WHAT YOU NEED TO DO :: Among the entries below, copy every line that carries the word "Program".

++++++

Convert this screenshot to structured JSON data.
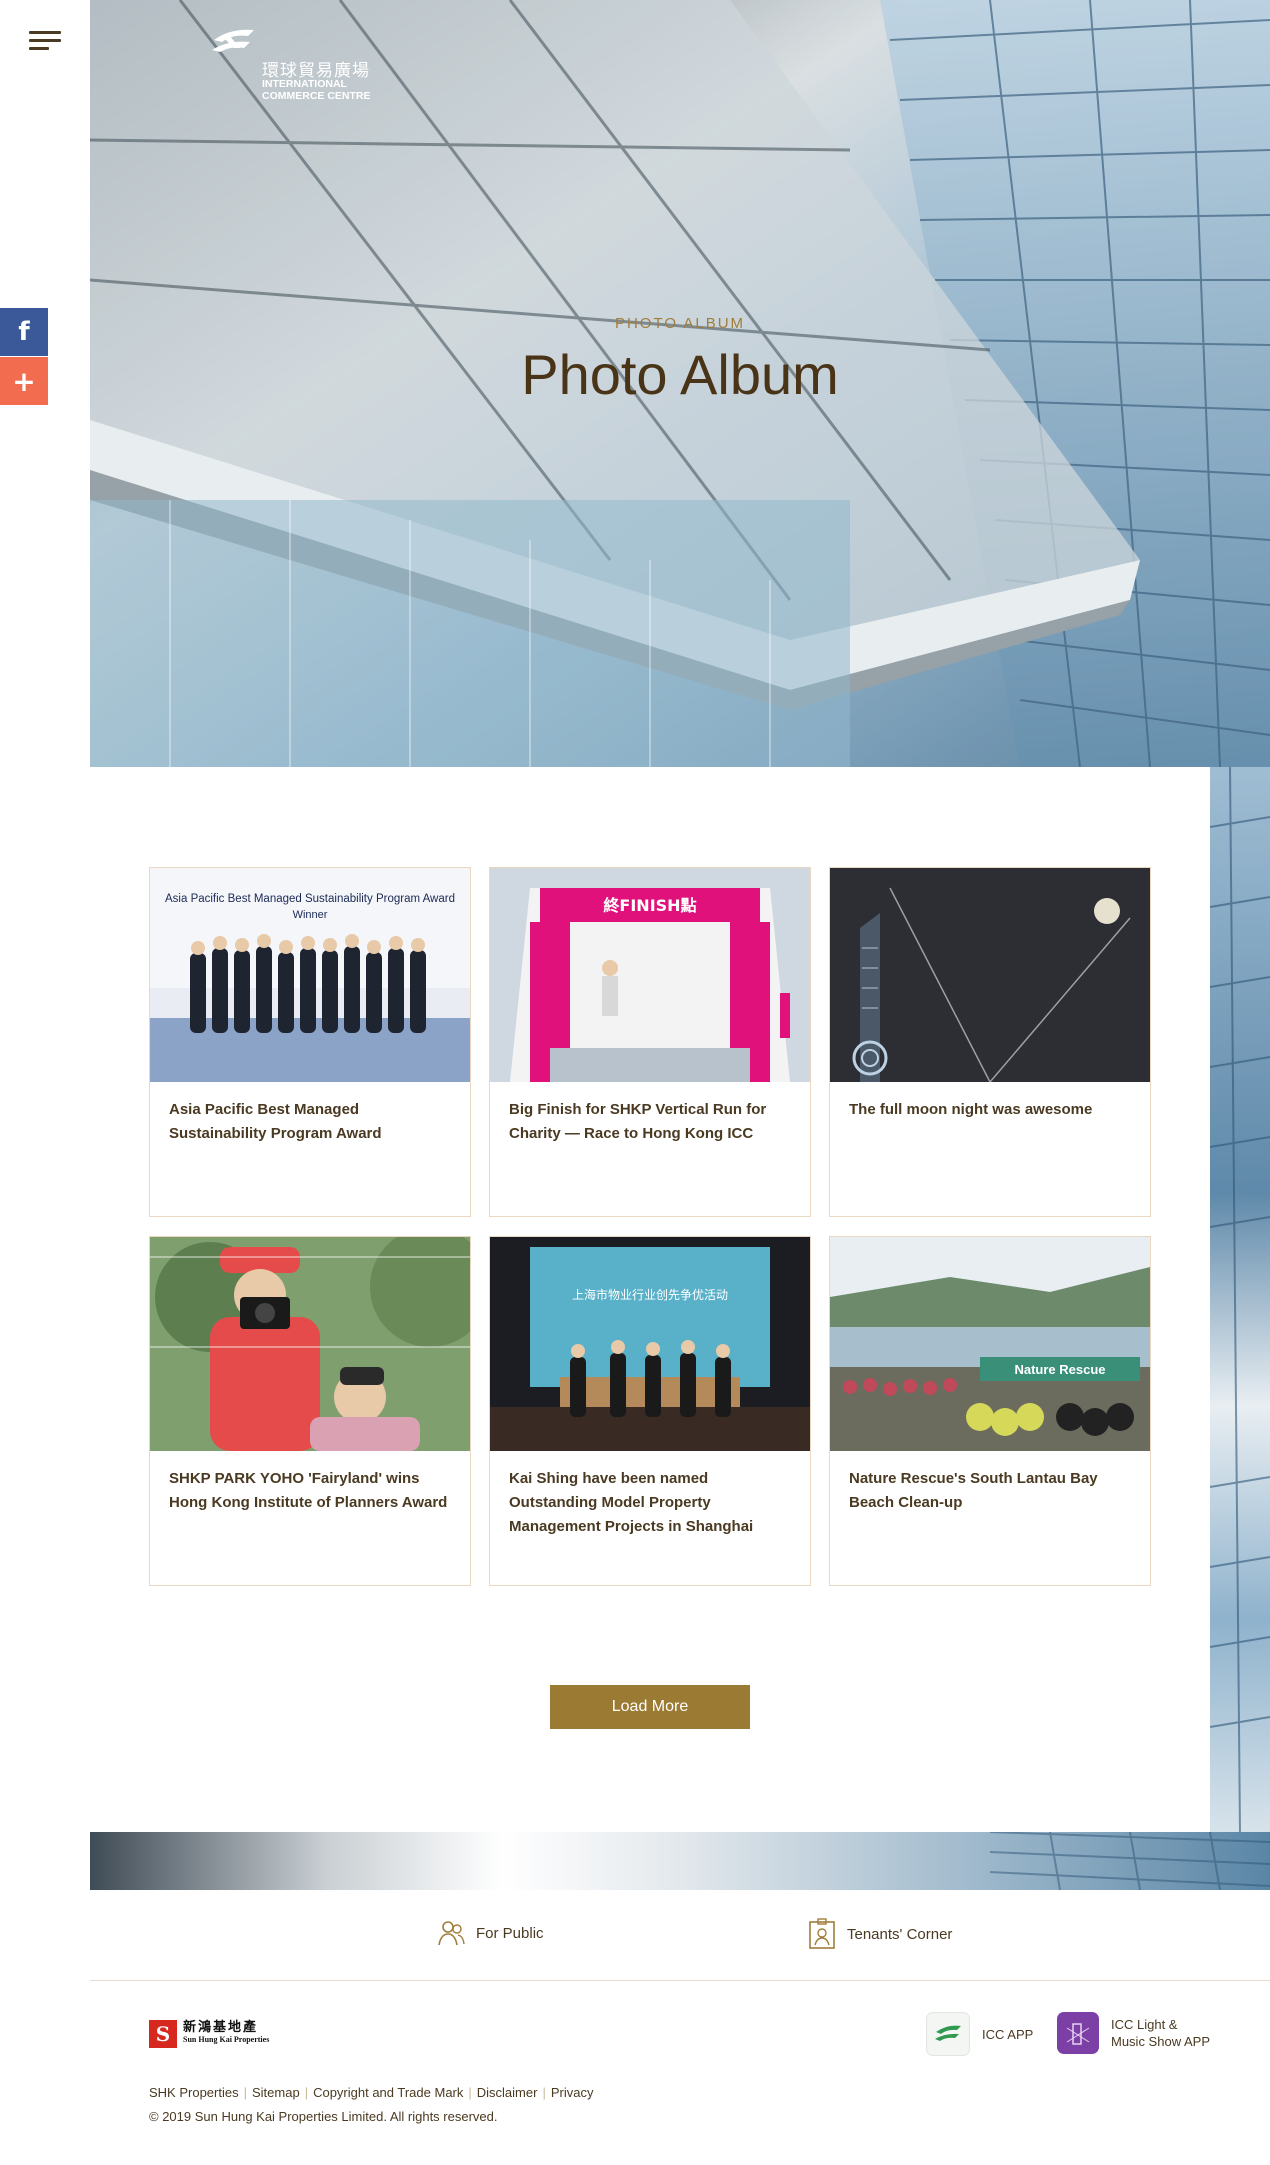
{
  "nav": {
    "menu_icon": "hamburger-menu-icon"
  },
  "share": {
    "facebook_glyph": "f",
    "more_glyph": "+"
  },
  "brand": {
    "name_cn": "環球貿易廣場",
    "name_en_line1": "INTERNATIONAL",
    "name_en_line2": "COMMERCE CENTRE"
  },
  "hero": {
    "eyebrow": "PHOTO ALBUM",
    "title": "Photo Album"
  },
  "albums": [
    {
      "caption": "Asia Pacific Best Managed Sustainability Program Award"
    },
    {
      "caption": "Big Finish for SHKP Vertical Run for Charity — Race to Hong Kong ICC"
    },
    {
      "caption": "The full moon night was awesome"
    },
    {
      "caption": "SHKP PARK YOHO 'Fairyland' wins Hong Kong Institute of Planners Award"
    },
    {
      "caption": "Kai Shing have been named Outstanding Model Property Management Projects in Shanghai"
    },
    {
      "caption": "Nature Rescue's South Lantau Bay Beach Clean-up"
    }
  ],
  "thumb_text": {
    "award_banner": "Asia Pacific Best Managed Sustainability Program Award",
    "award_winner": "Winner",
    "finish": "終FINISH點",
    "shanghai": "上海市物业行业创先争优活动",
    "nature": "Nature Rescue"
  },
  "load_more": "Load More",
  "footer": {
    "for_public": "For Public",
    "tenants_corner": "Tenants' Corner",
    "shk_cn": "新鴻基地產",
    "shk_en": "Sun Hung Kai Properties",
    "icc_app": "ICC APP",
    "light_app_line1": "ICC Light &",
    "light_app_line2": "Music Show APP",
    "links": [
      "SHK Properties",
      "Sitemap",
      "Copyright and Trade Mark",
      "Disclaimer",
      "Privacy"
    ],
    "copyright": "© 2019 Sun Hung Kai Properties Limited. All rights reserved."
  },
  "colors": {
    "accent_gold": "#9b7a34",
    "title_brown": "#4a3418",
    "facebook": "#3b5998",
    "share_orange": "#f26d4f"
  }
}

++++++

RESPONSE TO THIS EXERCISE ::
      "caption": "Asia Pacific Best Managed Sustainability Program Award"
    "award_banner": "Asia Pacific Best Managed Sustainability Program Award",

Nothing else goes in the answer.